Pre-qualification does not mean automatic loan approval. Instead, pre-qualifications provide a very rough estimate. Pre-approvals on the other hand are more substantial and take multiple things into consideration such as debt, your qualifying income, financial reserves and your credit profile; not just your credit score. It’s essentially a lending decision only needing a property address. Pre-approval strategy meetings teach folks how to buy. This is something we pride ourselves on. Ideally, this happens before you’re even shopping for a home. Starting with the right strategy promotes smooth dealings from negotiating a purchase agreement all the way through closing. Ask us how.
Technically, a home inspection is an option that you can consider when entering into a purchase agreement. However, being optional is not something that you should be thinking of when considering, “Should I do a home inspection or should I not do a home inspection?” Learning the details about a home’s bones, the structure and potential pitfalls will allow you better clarity as you begin to move forward with the decisions that you are going to make, not only as it relates to the home that you are going to buy, but the financing options that you are going to consider. Ask us how.
It might seem odd to think the first step when buying a home is not looking at a home. Getting your finances in order and understanding the money details associated with how to buy a home should be the first step before you consider looking at homes. It will break through a lot of barriers of how much you can afford, how much money you’re going to need at settlement, what type of loan programs you should consider; essentially how do you qualify. And so while looking at a home is fun, it makes more sense to get dirty in the details of how the money works so you can be more confident in the marketplace and buy a home you are going to enjoy the process at the same time. Ask us how.

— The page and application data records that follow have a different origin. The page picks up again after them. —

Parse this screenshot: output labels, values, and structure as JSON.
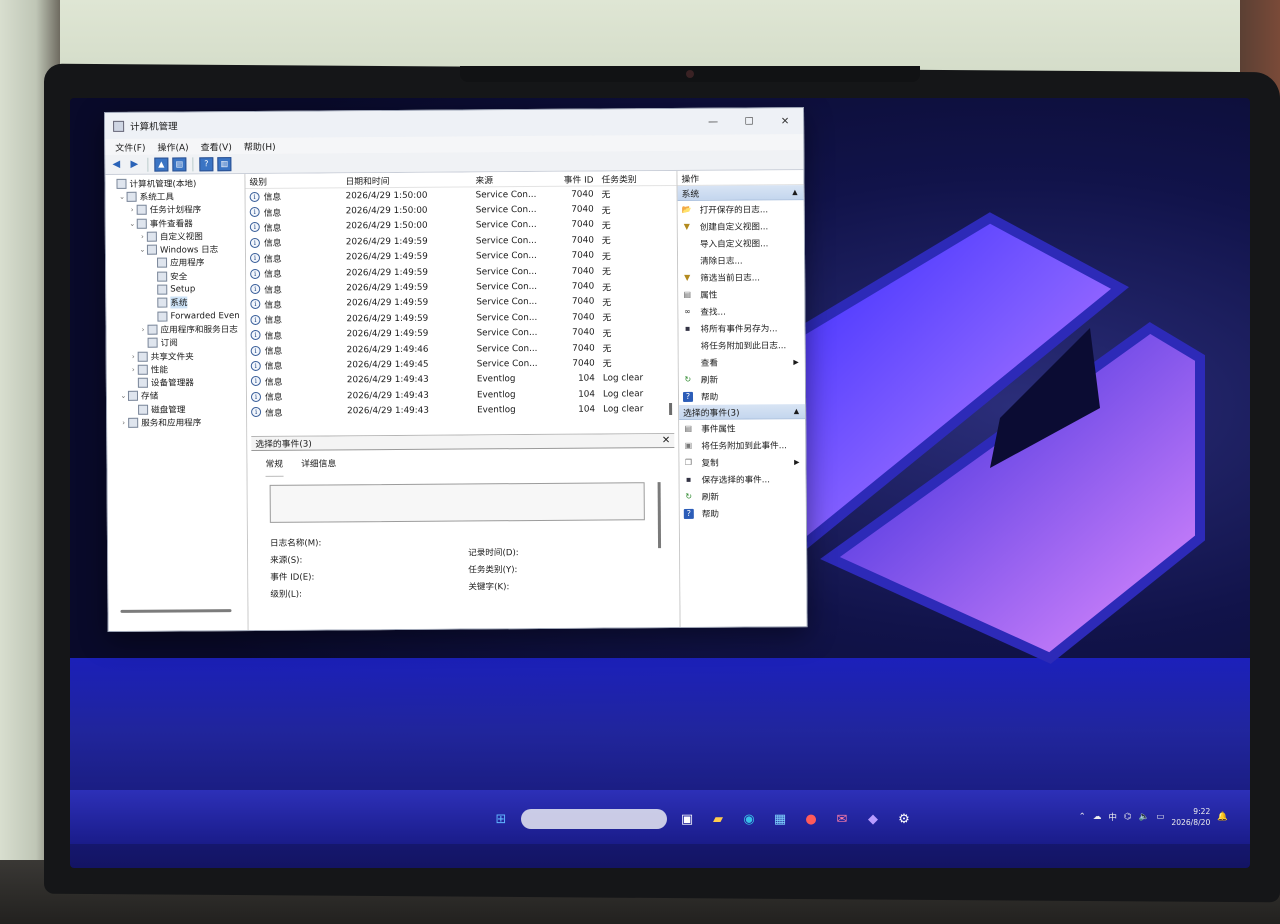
{
  "window": {
    "title": "计算机管理",
    "controls": {
      "minimize": "—",
      "maximize": "☐",
      "close": "✕"
    }
  },
  "menu": [
    "文件(F)",
    "操作(A)",
    "查看(V)",
    "帮助(H)"
  ],
  "tree": {
    "items": [
      {
        "label": "计算机管理(本地)",
        "indent": 0,
        "twisty": ""
      },
      {
        "label": "系统工具",
        "indent": 1,
        "twisty": "⌄"
      },
      {
        "label": "任务计划程序",
        "indent": 2,
        "twisty": "›"
      },
      {
        "label": "事件查看器",
        "indent": 2,
        "twisty": "⌄"
      },
      {
        "label": "自定义视图",
        "indent": 3,
        "twisty": "›"
      },
      {
        "label": "Windows 日志",
        "indent": 3,
        "twisty": "⌄"
      },
      {
        "label": "应用程序",
        "indent": 4,
        "twisty": ""
      },
      {
        "label": "安全",
        "indent": 4,
        "twisty": ""
      },
      {
        "label": "Setup",
        "indent": 4,
        "twisty": ""
      },
      {
        "label": "系统",
        "indent": 4,
        "twisty": "",
        "selected": true
      },
      {
        "label": "Forwarded Even",
        "indent": 4,
        "twisty": ""
      },
      {
        "label": "应用程序和服务日志",
        "indent": 3,
        "twisty": "›"
      },
      {
        "label": "订阅",
        "indent": 3,
        "twisty": ""
      },
      {
        "label": "共享文件夹",
        "indent": 2,
        "twisty": "›"
      },
      {
        "label": "性能",
        "indent": 2,
        "twisty": "›"
      },
      {
        "label": "设备管理器",
        "indent": 2,
        "twisty": ""
      },
      {
        "label": "存储",
        "indent": 1,
        "twisty": "⌄"
      },
      {
        "label": "磁盘管理",
        "indent": 2,
        "twisty": ""
      },
      {
        "label": "服务和应用程序",
        "indent": 1,
        "twisty": "›"
      }
    ]
  },
  "events": {
    "columns": {
      "level": "级别",
      "date": "日期和时间",
      "source": "来源",
      "id": "事件 ID",
      "category": "任务类别"
    },
    "rows": [
      {
        "level": "信息",
        "date": "2026/4/29 1:50:00",
        "source": "Service Con...",
        "id": "7040",
        "category": "无"
      },
      {
        "level": "信息",
        "date": "2026/4/29 1:50:00",
        "source": "Service Con...",
        "id": "7040",
        "category": "无"
      },
      {
        "level": "信息",
        "date": "2026/4/29 1:50:00",
        "source": "Service Con...",
        "id": "7040",
        "category": "无"
      },
      {
        "level": "信息",
        "date": "2026/4/29 1:49:59",
        "source": "Service Con...",
        "id": "7040",
        "category": "无"
      },
      {
        "level": "信息",
        "date": "2026/4/29 1:49:59",
        "source": "Service Con...",
        "id": "7040",
        "category": "无"
      },
      {
        "level": "信息",
        "date": "2026/4/29 1:49:59",
        "source": "Service Con...",
        "id": "7040",
        "category": "无"
      },
      {
        "level": "信息",
        "date": "2026/4/29 1:49:59",
        "source": "Service Con...",
        "id": "7040",
        "category": "无"
      },
      {
        "level": "信息",
        "date": "2026/4/29 1:49:59",
        "source": "Service Con...",
        "id": "7040",
        "category": "无"
      },
      {
        "level": "信息",
        "date": "2026/4/29 1:49:59",
        "source": "Service Con...",
        "id": "7040",
        "category": "无"
      },
      {
        "level": "信息",
        "date": "2026/4/29 1:49:59",
        "source": "Service Con...",
        "id": "7040",
        "category": "无"
      },
      {
        "level": "信息",
        "date": "2026/4/29 1:49:46",
        "source": "Service Con...",
        "id": "7040",
        "category": "无"
      },
      {
        "level": "信息",
        "date": "2026/4/29 1:49:45",
        "source": "Service Con...",
        "id": "7040",
        "category": "无"
      },
      {
        "level": "信息",
        "date": "2026/4/29 1:49:43",
        "source": "Eventlog",
        "id": "104",
        "category": "Log clear"
      },
      {
        "level": "信息",
        "date": "2026/4/29 1:49:43",
        "source": "Eventlog",
        "id": "104",
        "category": "Log clear"
      },
      {
        "level": "信息",
        "date": "2026/4/29 1:49:43",
        "source": "Eventlog",
        "id": "104",
        "category": "Log clear"
      }
    ]
  },
  "detail": {
    "header": "选择的事件(3)",
    "close": "✕",
    "tabs": [
      "常规",
      "详细信息"
    ],
    "fields": {
      "log_name": "日志名称(M):",
      "source": "来源(S):",
      "event_id": "事件 ID(E):",
      "level": "级别(L):",
      "logged": "记录时间(D):",
      "task_category": "任务类别(Y):",
      "keywords": "关键字(K):"
    }
  },
  "actions": {
    "header": "操作",
    "section1": {
      "title": "系统",
      "items": [
        {
          "label": "打开保存的日志...",
          "icon": "folder-icon"
        },
        {
          "label": "创建自定义视图...",
          "icon": "filter-icon"
        },
        {
          "label": "导入自定义视图...",
          "icon": ""
        },
        {
          "label": "清除日志...",
          "icon": ""
        },
        {
          "label": "筛选当前日志...",
          "icon": "filter-icon"
        },
        {
          "label": "属性",
          "icon": "properties-icon"
        },
        {
          "label": "查找...",
          "icon": "binoculars-icon"
        },
        {
          "label": "将所有事件另存为...",
          "icon": "save-icon"
        },
        {
          "label": "将任务附加到此日志...",
          "icon": ""
        },
        {
          "label": "查看",
          "icon": "",
          "submenu": true
        },
        {
          "label": "刷新",
          "icon": "refresh-icon"
        },
        {
          "label": "帮助",
          "icon": "help-icon"
        }
      ]
    },
    "section2": {
      "title": "选择的事件(3)",
      "items": [
        {
          "label": "事件属性",
          "icon": "properties-icon"
        },
        {
          "label": "将任务附加到此事件...",
          "icon": "task-icon"
        },
        {
          "label": "复制",
          "icon": "copy-icon",
          "submenu": true
        },
        {
          "label": "保存选择的事件...",
          "icon": "save-icon"
        },
        {
          "label": "刷新",
          "icon": "refresh-icon"
        },
        {
          "label": "帮助",
          "icon": "help-icon"
        }
      ]
    }
  },
  "taskbar": {
    "ime": "中",
    "clock_time": "9:22",
    "clock_date": "2026/8/20"
  },
  "colors": {
    "selection": "#cde3f7",
    "section_bar": "#c4d6ee",
    "wallpaper_glow": "#6b3cff"
  }
}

Often times I am asked, “What is my downpayment?” as a question to how much money one is going to need when purchasing a home. Downpayment and funds to close are not the same. Funds to close is the product of three things; your downpayment, if one is required for the loan program you’re using, your closing costs and your prepaids which include taxes, homeowners insurance, prepaid interest, etc. Those are the three things necessary to understand funds to close and a mortgage transaction. Ask us how.
Even though it is true better credit or great credit will get you better loan terms, it is not true that you need great credit to purchase a home. In today’s mortgage market, one will qualify for a loan and get very, very good terms, or you’re simply not going to qualify. When considering purchasing a home while credit is important, the most important thing to do is to evaluate your credit, your income and your financial reserves to see what loan program will fit best. Ask us how.
Not only is putting 20 percent down to purchase a home not required, it is often times not recommended. In today’s mortgage market, the price of mortgage money, the amount that a payment will cost compared to the loan amount is quite cheap. So one might consider putting down less money to purchase a home and have more money for rainy day funds, with putting down as little as no money to sometimes five percent. Ask us how.